Implement controls

Pointer lock

In some cases, typically game development, you might need to access mouse events even when the cursor goes past the boundary of the browser or screen: the Pointer Lock API gives you full control of the pointing device.

This is the code to request pointer lock on an element:



Note: For a full tutorial and reference, read our Pointer Lock API page.

Screen Orientation

When screen orientation matters for your application, you can read the screen orientation state, be informed when this state changes, and able to lock the screen orientation to a specific state (usually portrait or landscape) through the Screen Orientation API.

Orientation data can be retrieved through the screen.orientation attribute or through the orientation media feature. When screen.orientation changes, the screen.orientationchange event is fired on the screen object. Locking the screen orientation is made possible by invoking the screen.lockOrientation method, while the screen.unlockOrientation method removes all the previous screen locks that have been set.

Note: More information about the Screen Orientation API can be found in Managing screen orientation.


You might need to present an element of your application (such as a <video>, for example) in fullscreen mode.
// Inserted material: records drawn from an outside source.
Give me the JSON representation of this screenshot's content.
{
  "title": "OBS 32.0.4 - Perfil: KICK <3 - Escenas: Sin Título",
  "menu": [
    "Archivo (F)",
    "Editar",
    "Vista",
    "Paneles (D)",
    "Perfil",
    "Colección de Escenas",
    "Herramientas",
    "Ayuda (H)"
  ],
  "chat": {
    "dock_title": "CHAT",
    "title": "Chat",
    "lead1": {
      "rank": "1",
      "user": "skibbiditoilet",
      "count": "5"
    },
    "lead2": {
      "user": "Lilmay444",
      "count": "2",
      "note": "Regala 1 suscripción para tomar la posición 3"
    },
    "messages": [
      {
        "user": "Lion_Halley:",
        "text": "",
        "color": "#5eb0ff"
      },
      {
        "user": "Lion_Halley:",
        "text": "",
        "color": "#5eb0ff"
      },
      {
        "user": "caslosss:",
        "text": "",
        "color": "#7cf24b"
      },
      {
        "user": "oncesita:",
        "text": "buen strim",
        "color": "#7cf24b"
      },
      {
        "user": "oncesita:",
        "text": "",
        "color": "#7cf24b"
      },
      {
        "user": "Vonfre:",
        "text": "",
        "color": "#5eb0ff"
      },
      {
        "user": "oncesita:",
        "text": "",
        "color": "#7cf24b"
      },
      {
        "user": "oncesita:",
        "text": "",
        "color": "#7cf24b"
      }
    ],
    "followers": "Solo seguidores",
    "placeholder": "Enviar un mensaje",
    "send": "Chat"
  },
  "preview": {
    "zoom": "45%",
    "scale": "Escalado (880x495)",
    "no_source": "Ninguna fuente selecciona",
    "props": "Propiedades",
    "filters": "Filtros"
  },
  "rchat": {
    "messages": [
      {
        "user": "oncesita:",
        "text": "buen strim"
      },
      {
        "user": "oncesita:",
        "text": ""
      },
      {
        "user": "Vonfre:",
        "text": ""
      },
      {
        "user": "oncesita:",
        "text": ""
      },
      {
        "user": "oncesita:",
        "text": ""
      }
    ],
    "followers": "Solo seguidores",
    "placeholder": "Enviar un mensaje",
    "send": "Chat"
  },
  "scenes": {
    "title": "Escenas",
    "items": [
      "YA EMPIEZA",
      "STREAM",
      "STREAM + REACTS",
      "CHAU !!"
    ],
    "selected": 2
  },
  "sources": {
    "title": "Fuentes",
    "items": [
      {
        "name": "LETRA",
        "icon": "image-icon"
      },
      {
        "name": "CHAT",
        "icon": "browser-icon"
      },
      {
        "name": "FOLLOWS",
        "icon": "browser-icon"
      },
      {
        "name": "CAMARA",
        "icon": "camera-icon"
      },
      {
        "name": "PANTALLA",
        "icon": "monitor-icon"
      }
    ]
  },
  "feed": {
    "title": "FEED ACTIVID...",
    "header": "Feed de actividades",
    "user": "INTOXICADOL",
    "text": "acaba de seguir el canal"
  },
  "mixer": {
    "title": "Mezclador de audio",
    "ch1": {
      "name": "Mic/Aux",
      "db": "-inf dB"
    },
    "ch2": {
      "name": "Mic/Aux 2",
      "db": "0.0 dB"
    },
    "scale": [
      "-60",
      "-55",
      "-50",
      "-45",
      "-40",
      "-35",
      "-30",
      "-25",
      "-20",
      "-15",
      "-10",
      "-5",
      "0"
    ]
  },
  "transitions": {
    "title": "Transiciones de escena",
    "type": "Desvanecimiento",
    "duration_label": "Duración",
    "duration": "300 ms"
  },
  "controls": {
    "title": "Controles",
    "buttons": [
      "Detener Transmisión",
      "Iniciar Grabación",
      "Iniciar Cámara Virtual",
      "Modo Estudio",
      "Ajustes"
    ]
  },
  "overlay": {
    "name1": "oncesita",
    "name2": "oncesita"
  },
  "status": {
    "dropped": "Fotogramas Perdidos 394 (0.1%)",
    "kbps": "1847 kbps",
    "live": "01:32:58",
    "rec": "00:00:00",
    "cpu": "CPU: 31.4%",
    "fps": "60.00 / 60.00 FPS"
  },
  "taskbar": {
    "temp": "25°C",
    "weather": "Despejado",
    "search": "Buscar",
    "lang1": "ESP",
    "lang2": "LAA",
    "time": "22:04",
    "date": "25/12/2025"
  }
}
You can achieve this by calling Element.requestFullscreen() on that element. Bear in mind that many browsers still implement this with a vendor prefix, so you will probably need to fork your code something like this:


const elem = document.getElementById("myvideo");
if (elem.requestFullscreen) {
} else if (elem.msRequestFullscreen) {
} else if (elem.mozRequestFullScreen) {
} else if (elem.webkitRequestFullscreen) {

Note: To find out more about adding fullscreen functionality your application, read our documentation about using fullscreen mode.

Drag & Drop

Drag & Drop allows your application's users to click and hold the mouse button down over an element, drag it to another location, and release the mouse button to drop the element there.

Here is an example that allows a section of content to be dragged.


  ondragstart="event.dataTransfer.setData('text/plain', 'This text may be dragged')">
  This text <strong>may</strong> be dragged.

in which we:

  • Set the draggable attribute to true on the element that you wish to make draggable
  • Add a listener for the dragstart event and set the drag data within this listener

Note: You can find more information in the MDN Drag & Drop documentation.


In open web apps any DOM element can be made directly editable using the contenteditable attribute.


<div contenteditable="true">This text can be edited by the user.</div>

Note: Compatibility information, examples and other resources can be found in the Content Editable guide.


Tracking multiple touch points at a time

This example tracks multiple touch points at a time, allowing the user to draw in a <canvas> with more than one finger at a time. It will only work on a browser that supports touch events.

Simple pointer lock demo

We've written a simple pointer lock demo to show you how to use it to set up a simple control system. The demo uses JavaScript to draw a ball inside a <canvas> element. When you click the canvas, pointer lock is then used to remove the mouse pointer and allow you to move the ball directly using the mouse.